[What the exercise asks] Check every line of the data below for the word "about". Copy the ones that have it.

[Given information]
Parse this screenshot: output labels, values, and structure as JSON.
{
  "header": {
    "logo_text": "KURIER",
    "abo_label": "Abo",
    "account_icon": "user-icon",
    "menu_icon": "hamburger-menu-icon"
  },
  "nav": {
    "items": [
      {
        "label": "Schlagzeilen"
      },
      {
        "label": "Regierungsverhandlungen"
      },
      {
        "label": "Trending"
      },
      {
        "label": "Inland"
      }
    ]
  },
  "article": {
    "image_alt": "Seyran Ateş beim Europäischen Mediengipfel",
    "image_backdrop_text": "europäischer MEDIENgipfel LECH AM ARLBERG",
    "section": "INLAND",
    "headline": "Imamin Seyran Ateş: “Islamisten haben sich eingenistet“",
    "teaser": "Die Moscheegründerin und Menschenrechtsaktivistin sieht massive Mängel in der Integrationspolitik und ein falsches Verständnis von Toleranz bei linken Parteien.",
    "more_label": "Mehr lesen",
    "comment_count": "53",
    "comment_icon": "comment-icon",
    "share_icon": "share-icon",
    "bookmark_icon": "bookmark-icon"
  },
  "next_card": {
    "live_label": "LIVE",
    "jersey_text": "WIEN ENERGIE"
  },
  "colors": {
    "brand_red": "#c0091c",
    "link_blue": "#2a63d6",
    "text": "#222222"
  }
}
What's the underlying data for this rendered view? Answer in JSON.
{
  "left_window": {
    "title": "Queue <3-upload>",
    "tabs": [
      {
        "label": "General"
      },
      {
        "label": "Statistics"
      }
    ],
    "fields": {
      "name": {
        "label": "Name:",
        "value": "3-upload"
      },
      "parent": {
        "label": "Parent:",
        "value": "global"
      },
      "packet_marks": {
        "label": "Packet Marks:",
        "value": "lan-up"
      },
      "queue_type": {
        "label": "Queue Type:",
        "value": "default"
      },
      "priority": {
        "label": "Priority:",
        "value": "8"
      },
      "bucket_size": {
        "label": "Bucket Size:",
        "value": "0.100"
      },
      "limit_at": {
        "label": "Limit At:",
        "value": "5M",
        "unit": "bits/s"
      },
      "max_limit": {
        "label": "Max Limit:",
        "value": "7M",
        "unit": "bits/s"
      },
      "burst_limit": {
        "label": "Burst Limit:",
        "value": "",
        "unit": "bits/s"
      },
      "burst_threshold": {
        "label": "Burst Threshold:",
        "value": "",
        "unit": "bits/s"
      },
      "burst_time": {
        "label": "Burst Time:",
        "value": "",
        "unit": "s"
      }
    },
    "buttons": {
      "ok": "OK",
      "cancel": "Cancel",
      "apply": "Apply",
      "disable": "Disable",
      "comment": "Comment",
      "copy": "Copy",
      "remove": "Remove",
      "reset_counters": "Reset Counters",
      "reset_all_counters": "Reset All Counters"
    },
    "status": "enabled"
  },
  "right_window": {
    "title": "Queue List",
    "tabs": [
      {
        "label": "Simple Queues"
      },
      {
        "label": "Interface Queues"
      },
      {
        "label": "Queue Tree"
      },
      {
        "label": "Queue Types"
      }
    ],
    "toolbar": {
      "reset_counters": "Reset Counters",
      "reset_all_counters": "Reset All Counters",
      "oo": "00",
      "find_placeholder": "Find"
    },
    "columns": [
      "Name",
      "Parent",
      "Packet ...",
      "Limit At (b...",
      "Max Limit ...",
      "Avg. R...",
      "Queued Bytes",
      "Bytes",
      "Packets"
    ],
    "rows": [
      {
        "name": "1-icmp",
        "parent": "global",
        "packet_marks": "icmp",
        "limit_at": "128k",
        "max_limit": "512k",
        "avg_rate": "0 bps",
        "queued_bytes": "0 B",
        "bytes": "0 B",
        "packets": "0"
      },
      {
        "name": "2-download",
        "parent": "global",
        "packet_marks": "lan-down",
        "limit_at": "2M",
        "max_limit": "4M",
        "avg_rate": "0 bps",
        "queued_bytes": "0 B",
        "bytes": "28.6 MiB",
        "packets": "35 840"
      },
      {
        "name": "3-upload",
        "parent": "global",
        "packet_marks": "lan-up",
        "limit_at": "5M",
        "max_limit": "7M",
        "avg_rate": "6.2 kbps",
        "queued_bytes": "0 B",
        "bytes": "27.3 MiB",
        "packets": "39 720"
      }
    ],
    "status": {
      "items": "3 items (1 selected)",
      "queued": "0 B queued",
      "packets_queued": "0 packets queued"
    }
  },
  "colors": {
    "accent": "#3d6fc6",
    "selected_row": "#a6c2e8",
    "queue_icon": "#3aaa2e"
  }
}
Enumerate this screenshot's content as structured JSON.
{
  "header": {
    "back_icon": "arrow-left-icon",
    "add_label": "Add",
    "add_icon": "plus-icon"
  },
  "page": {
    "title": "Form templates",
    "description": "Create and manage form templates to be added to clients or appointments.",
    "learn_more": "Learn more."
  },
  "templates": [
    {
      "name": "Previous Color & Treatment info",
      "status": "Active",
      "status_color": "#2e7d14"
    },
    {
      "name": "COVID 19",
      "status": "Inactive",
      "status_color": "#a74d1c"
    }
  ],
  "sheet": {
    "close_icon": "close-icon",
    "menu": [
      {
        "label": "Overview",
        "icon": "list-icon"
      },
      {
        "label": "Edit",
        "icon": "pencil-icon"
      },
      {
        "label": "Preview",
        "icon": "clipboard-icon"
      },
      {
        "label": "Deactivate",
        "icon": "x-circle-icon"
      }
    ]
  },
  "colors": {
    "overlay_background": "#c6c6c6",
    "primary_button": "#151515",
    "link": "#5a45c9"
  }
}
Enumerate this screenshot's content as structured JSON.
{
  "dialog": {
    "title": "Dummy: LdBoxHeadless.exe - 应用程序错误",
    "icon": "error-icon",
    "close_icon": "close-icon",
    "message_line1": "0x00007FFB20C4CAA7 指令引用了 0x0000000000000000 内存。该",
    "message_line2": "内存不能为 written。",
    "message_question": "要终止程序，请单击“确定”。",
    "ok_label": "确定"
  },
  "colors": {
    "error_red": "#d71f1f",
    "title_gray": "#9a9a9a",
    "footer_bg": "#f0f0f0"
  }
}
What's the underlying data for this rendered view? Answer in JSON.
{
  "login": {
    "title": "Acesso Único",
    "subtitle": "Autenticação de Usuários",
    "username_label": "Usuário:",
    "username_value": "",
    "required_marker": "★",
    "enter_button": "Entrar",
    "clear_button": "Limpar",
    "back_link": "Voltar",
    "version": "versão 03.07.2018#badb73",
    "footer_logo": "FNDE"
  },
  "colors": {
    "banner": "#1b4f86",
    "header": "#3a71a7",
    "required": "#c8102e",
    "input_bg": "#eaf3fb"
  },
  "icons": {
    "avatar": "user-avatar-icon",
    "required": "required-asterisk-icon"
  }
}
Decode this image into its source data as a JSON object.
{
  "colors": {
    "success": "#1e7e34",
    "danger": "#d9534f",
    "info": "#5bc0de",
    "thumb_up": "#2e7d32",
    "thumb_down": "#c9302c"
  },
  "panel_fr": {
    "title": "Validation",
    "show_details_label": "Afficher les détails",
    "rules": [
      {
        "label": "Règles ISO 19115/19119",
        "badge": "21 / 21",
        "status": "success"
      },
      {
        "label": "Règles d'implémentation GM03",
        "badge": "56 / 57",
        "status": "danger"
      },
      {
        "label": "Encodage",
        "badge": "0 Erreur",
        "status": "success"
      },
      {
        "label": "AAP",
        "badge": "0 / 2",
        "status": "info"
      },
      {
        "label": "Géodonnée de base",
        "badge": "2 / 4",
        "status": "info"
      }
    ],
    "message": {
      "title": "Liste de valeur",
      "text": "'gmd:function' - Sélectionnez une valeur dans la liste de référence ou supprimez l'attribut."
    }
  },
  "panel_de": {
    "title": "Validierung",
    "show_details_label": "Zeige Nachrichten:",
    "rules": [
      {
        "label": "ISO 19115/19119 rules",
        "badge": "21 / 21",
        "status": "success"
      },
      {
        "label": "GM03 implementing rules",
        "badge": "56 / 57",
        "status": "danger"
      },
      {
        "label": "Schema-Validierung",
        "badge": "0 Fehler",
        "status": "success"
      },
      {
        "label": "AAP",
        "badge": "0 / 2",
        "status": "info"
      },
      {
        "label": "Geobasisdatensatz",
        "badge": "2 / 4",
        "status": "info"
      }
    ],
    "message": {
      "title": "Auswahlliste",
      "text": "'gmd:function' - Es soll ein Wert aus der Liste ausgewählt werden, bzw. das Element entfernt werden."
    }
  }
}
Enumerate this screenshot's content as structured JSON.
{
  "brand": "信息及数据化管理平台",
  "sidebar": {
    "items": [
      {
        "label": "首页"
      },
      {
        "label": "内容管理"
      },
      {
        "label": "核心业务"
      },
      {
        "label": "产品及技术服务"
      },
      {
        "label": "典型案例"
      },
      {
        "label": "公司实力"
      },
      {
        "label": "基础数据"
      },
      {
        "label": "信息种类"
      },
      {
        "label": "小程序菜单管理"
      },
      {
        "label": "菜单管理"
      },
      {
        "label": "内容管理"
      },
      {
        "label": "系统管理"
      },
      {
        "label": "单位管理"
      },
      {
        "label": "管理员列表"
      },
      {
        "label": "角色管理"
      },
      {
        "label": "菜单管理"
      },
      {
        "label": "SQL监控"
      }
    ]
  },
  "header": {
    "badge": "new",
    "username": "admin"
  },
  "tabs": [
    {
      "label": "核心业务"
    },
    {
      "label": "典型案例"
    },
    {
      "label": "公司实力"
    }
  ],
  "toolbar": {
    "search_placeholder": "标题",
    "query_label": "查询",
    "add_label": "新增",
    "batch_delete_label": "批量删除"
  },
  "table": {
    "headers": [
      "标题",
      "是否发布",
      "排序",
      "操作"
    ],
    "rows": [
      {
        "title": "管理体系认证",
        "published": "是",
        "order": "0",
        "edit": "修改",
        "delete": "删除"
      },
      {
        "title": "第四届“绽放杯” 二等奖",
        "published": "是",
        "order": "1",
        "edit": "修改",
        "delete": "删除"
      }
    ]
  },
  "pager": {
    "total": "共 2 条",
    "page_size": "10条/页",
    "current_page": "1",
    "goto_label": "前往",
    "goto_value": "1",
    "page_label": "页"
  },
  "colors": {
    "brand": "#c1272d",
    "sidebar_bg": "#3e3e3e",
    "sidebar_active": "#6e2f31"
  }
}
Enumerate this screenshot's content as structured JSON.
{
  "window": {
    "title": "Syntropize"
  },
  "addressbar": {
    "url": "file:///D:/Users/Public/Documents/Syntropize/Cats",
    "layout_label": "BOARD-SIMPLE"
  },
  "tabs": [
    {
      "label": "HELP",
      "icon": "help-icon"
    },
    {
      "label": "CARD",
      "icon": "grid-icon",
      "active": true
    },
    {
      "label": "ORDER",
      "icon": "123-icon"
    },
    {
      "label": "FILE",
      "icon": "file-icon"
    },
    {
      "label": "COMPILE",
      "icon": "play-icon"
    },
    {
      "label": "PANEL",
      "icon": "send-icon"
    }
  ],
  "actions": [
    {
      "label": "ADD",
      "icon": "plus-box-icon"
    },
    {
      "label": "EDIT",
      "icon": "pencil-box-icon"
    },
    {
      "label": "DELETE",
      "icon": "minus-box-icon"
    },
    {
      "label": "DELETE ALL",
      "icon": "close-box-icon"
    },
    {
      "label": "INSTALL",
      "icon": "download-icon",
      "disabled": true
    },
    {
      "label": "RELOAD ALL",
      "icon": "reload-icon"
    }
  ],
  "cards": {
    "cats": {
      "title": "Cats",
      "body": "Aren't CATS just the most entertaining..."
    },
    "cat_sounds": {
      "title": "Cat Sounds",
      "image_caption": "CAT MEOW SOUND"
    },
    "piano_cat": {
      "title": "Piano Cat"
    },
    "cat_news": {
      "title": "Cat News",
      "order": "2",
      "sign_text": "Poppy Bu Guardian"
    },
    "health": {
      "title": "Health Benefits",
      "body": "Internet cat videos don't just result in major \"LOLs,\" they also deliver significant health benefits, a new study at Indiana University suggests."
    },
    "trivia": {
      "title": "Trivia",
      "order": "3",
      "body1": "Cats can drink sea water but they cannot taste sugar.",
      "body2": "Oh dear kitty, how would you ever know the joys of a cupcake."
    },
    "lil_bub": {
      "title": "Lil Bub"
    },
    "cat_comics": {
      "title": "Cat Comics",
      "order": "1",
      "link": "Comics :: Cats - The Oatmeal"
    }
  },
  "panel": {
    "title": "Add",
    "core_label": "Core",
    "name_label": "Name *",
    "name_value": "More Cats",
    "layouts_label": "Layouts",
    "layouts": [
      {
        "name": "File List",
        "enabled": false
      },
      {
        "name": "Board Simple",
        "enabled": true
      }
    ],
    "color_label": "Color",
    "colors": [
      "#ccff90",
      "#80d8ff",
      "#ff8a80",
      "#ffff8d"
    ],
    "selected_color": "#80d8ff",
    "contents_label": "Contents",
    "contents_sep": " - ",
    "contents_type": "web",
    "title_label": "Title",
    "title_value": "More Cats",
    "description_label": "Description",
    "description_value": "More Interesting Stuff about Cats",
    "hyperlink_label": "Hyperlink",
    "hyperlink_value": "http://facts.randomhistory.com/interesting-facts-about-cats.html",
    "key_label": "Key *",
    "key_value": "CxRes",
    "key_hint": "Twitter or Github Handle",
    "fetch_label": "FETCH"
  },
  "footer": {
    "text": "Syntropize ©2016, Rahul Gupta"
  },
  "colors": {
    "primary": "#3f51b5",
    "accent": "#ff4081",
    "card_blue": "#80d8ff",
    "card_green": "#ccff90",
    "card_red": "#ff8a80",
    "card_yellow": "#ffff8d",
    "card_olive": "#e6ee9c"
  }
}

[Exercise output]
    "description_value": "More Interesting Stuff about Cats",
    "hyperlink_value": "http://facts.randomhistory.com/interesting-facts-about-cats.html",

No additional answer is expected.